Throughout Dune, Paul reflects on how simply being on Arrakis for an extended period of time begins to awaken a new kind of understanding of others that alarms him at first. This deeper perception is something Paul has in common with Lady Jessica, but one of Dune’s most pivotal moments focuses on the mother and son acknowledging how his exposure to the spice found in everything on Arrakis has begun to set the two apart in a profound manner. For all of the ways that spice sharpens Paul’s senses and provides him insight about the near future in flashes, he still stumbles through the present on Arrakis as the feud between Houses Atreides and Harkonnen dictate his day-to-day life.
Where Dune is much more explicit and direct in the way it deploys its ideas about narcotics and orientalist fetishism, Wonderland instead works in unsubtle metaphors couched in fantasy aimed at children. Though Wonderland’s caterpillar doesn’t feature as largely in that story as Dune’s sandworms do theirs, the characters play somewhat similar roles as embodiments of the Otherness that defines the places they come from. Wonderland never specifies what the caterpillar is puffing from the hookah he periodically takes drags from during his first encounter with Alice. But the novel’s specific mention of the caterpillar’s waterpipe works as a way of coding the creature as a kind of stand-in for the Middle Eastern and North African cultures and people associated with the device — both of which were the objects of intense, and often problematic, fascination during the late 19th century when Wonderland was first published.
The caterpillar’s foreignness to Alice is part of what both fascinates and confounds her about him as the two begin their circuitous discussion about who she is and how she might go about growing larger and smaller during her travels. When the caterpillar asks Alice who she is, she initially assumes that it’s merely asking for her name, but the caterpillar’s dissatisfaction with her answers speaks to how what he’s really looking for is a bit of introspection from the young girl. The true nature and long-lasting repercussions of Paul’s relationship with the sandworms are only hinted at in Herbert’s first Dune novel and in Denis Villeneuve’s first film. The novel’s creatures don’t question Paul directly about whether or not he knows if he’s the Kwisatz Haderach, but they play an important role in how he comes to understand his place on Arrakis. Confounding as Paul finds the sandworms at first, and the way they only seem interested in causing destruction, he begins to see them in a drastically different light as House Harkonnen moves on House Atreides in an attack that forces Paul to join forces with Chani and the rest of the Fremen.
The onset of Paul’s prophetic dreams about how his influence will affect the arc of history isn’t a direct result of anything the sandworms do to him, but as parts of Arrakis and the source of the planet’s spice, they’re a necessary component of the evolution he undergoes within Dune. Alice’s time in Wonderland — all of which turns out to be a dream — is more fanciful at times than the glimpses of the future Paul receives, but the images in both youths’ heads similarly leave them even more curious about the worlds around them than they first were.
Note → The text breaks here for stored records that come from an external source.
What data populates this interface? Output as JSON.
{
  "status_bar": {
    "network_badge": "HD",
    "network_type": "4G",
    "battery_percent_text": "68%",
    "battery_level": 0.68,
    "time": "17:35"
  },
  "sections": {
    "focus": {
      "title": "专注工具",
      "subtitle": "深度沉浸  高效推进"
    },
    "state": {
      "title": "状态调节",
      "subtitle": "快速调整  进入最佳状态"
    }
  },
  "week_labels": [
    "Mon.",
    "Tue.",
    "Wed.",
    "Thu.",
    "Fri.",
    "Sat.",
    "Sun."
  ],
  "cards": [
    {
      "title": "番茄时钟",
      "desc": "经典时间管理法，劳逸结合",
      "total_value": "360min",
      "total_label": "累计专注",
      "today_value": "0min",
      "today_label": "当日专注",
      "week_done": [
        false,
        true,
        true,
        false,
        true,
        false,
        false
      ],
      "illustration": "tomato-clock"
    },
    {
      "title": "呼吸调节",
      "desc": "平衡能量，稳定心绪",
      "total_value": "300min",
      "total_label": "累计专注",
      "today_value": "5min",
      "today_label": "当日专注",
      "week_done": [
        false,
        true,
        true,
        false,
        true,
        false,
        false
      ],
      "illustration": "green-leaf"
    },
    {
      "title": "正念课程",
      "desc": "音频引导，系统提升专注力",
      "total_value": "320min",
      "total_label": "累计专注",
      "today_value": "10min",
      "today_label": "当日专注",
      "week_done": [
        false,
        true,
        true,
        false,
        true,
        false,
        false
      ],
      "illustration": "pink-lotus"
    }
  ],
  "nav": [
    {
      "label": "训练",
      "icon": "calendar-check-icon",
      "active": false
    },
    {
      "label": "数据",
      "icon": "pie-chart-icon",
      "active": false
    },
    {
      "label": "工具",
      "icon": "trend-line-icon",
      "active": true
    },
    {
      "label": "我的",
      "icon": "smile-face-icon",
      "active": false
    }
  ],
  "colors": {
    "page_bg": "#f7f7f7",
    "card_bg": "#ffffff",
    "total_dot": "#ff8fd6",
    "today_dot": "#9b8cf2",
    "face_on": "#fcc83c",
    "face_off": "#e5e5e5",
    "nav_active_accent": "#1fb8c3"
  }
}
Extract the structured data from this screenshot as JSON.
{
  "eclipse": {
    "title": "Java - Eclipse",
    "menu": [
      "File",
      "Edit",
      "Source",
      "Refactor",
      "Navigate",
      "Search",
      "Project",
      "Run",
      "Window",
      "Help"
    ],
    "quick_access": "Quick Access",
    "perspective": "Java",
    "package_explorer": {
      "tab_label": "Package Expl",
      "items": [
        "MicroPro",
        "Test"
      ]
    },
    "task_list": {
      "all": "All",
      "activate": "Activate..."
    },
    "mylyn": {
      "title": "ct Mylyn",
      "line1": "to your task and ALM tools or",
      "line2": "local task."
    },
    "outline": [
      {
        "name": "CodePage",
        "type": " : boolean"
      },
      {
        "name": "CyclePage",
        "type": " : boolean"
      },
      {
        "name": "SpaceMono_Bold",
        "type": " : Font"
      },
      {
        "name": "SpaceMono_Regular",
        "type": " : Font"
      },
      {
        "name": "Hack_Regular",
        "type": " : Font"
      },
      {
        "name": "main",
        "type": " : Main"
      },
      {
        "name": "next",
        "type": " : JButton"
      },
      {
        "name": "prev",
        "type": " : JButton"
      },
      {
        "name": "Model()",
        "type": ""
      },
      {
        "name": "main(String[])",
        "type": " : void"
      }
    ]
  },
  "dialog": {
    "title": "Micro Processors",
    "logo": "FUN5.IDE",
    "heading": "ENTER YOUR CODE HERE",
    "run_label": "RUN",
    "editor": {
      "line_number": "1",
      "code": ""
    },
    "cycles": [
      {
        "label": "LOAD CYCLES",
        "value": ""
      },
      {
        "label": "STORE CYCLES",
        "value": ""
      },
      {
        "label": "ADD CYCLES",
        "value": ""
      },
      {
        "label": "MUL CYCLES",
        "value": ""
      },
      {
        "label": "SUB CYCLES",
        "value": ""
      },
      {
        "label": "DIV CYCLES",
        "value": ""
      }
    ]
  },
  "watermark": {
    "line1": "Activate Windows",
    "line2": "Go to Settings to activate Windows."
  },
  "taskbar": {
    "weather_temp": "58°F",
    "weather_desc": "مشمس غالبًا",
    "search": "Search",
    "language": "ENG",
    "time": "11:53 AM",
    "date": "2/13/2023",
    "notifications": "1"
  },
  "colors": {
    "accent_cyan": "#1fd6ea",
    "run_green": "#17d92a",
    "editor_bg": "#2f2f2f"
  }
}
As Martin Gardner notes in The Annotated Alice, Wonderland’s a novel that lends itself to an unknowable number of symbolic and allegorical interpretations — which is a feature rather than a bug with nonsensical prose. The parallels between Dune and Alice’s Adventures in Wonderland may be wholly coincidental, but it doesn’t make these shared narrative quirks any less curious and fascinating to think about.